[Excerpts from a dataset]
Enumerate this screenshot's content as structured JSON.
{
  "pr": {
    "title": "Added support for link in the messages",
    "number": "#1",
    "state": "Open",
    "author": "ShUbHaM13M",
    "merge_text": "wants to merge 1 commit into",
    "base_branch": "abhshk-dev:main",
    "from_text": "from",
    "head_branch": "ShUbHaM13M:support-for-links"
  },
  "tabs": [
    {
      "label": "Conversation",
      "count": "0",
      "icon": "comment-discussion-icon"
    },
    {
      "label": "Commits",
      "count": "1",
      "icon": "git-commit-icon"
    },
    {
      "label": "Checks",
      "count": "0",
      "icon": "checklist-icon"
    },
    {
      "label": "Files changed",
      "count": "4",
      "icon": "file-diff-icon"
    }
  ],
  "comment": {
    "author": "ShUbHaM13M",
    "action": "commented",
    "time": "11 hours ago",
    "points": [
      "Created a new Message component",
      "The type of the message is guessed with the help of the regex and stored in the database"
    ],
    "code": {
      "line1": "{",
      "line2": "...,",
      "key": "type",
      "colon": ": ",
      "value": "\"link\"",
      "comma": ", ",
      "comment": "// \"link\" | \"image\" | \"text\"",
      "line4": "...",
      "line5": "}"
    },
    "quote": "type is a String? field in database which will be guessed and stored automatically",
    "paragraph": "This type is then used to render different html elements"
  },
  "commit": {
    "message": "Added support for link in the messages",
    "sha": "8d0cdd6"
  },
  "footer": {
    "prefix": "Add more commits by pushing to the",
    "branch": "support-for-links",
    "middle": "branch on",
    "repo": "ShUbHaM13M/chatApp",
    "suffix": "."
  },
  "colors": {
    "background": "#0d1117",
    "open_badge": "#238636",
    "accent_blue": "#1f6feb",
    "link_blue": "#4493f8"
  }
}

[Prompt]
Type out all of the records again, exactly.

[Your response]
Enumerate this screenshot's content as structured JSON.
{
  "pr": {
    "title": "Added support for link in the messages",
    "number": "#1",
    "state": "Open",
    "author": "ShUbHaM13M",
    "merge_text": "wants to merge 1 commit into",
    "base_branch": "abhshk-dev:main",
    "from_text": "from",
    "head_branch": "ShUbHaM13M:support-for-links"
  },
  "tabs": [
    {
      "label": "Conversation",
      "count": "0",
      "icon": "comment-discussion-icon"
    },
    {
      "label": "Commits",
      "count": "1",
      "icon": "git-commit-icon"
    },
    {
      "label": "Checks",
      "count": "0",
      "icon": "checklist-icon"
    },
    {
      "label": "Files changed",
      "count": "4",
      "icon": "file-diff-icon"
    }
  ],
  "comment": {
    "author": "ShUbHaM13M",
    "action": "commented",
    "time": "11 hours ago",
    "points": [
      "Created a new Message component",
      "The type of the message is guessed with the help of the regex and stored in the database"
    ],
    "code": {
      "line1": "{",
      "line2": "...,",
      "key": "type",
      "colon": ": ",
      "value": "\"link\"",
      "comma": ", ",
      "comment": "// \"link\" | \"image\" | \"text\"",
      "line4": "...",
      "line5": "}"
    },
    "quote": "type is a String? field in database which will be guessed and stored automatically",
    "paragraph": "This type is then used to render different html elements"
  },
  "commit": {
    "message": "Added support for link in the messages",
    "sha": "8d0cdd6"
  },
  "footer": {
    "prefix": "Add more commits by pushing to the",
    "branch": "support-for-links",
    "middle": "branch on",
    "repo": "ShUbHaM13M/chatApp",
    "suffix": "."
  },
  "colors": {
    "background": "#0d1117",
    "open_badge": "#238636",
    "accent_blue": "#1f6feb",
    "link_blue": "#4493f8"
  }
}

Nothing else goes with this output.